» Dataset rows describing interfaces
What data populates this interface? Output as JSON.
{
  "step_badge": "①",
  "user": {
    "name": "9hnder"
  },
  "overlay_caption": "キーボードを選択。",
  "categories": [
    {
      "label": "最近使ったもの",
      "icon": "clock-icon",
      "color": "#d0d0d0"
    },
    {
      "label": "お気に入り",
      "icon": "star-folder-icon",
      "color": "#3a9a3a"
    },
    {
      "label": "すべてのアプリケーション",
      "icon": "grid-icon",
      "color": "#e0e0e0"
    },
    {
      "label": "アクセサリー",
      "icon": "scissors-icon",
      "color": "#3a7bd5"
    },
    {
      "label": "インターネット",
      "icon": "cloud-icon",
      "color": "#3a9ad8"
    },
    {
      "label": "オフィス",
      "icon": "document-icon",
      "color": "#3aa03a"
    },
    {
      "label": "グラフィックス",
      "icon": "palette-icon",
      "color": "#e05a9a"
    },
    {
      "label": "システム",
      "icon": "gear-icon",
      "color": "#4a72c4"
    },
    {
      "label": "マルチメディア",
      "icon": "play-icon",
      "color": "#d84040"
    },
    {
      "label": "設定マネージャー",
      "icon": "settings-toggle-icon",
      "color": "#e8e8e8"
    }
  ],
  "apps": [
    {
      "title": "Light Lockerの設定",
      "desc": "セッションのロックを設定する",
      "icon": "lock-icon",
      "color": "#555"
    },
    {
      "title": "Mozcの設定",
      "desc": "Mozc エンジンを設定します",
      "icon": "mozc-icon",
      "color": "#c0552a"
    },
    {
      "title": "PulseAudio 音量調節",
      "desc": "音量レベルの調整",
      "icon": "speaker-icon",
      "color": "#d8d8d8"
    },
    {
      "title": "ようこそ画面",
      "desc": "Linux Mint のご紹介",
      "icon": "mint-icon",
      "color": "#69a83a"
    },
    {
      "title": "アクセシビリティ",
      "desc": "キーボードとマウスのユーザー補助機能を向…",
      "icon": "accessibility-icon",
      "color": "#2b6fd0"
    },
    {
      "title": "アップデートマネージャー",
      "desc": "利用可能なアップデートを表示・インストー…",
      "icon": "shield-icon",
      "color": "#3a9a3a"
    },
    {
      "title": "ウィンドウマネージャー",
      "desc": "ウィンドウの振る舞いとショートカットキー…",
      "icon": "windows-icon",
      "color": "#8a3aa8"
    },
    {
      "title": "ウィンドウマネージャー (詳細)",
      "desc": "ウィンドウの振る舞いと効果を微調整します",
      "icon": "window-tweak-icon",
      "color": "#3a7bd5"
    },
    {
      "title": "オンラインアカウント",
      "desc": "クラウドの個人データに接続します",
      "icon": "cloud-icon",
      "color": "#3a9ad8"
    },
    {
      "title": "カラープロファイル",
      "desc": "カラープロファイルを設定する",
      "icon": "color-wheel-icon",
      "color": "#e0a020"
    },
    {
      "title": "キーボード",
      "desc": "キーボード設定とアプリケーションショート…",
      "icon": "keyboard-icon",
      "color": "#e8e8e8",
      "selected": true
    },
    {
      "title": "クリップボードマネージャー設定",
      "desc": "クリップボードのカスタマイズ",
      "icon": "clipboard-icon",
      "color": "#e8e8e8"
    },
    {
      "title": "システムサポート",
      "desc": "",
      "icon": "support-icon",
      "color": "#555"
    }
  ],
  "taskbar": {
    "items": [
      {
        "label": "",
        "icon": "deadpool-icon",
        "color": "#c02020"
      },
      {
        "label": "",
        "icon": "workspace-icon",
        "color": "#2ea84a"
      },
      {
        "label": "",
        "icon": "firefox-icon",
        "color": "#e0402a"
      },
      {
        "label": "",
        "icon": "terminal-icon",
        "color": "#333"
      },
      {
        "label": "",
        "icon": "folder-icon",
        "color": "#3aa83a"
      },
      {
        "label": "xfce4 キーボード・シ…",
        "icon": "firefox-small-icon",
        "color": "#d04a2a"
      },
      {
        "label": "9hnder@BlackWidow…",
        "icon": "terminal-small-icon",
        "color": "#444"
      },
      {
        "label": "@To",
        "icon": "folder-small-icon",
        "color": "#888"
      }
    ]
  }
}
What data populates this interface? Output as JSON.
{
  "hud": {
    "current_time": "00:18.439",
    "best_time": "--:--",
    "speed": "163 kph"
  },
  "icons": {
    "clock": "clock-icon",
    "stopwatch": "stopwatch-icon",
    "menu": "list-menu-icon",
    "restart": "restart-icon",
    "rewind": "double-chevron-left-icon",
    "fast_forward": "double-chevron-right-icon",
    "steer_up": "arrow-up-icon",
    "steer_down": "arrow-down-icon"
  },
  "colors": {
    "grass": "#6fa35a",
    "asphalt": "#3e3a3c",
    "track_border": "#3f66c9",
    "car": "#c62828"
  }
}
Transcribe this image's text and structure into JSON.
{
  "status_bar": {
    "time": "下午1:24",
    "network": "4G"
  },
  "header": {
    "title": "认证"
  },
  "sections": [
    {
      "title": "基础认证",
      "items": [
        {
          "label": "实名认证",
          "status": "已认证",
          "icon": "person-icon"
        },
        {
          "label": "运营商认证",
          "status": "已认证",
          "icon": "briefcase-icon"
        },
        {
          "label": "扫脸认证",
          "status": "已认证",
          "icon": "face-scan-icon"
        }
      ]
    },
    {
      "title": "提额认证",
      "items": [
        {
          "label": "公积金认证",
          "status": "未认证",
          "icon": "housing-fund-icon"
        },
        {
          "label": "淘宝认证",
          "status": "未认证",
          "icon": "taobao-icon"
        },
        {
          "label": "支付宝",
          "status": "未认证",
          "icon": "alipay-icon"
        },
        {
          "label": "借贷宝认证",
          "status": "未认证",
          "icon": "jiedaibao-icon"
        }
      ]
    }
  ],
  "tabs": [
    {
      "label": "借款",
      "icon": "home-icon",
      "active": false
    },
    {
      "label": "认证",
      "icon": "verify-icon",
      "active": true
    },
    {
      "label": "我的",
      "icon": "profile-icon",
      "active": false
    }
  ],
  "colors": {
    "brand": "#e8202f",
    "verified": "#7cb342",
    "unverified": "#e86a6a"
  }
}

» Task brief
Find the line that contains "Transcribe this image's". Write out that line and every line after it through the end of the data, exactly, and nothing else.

» Task result
Transcribe this image's text and structure into JSON.
{
  "status_bar": {
    "time": "下午1:24",
    "network": "4G"
  },
  "header": {
    "title": "认证"
  },
  "sections": [
    {
      "title": "基础认证",
      "items": [
        {
          "label": "实名认证",
          "status": "已认证",
          "icon": "person-icon"
        },
        {
          "label": "运营商认证",
          "status": "已认证",
          "icon": "briefcase-icon"
        },
        {
          "label": "扫脸认证",
          "status": "已认证",
          "icon": "face-scan-icon"
        }
      ]
    },
    {
      "title": "提额认证",
      "items": [
        {
          "label": "公积金认证",
          "status": "未认证",
          "icon": "housing-fund-icon"
        },
        {
          "label": "淘宝认证",
          "status": "未认证",
          "icon": "taobao-icon"
        },
        {
          "label": "支付宝",
          "status": "未认证",
          "icon": "alipay-icon"
        },
        {
          "label": "借贷宝认证",
          "status": "未认证",
          "icon": "jiedaibao-icon"
        }
      ]
    }
  ],
  "tabs": [
    {
      "label": "借款",
      "icon": "home-icon",
      "active": false
    },
    {
      "label": "认证",
      "icon": "verify-icon",
      "active": true
    },
    {
      "label": "我的",
      "icon": "profile-icon",
      "active": false
    }
  ],
  "colors": {
    "brand": "#e8202f",
    "verified": "#7cb342",
    "unverified": "#e86a6a"
  }
}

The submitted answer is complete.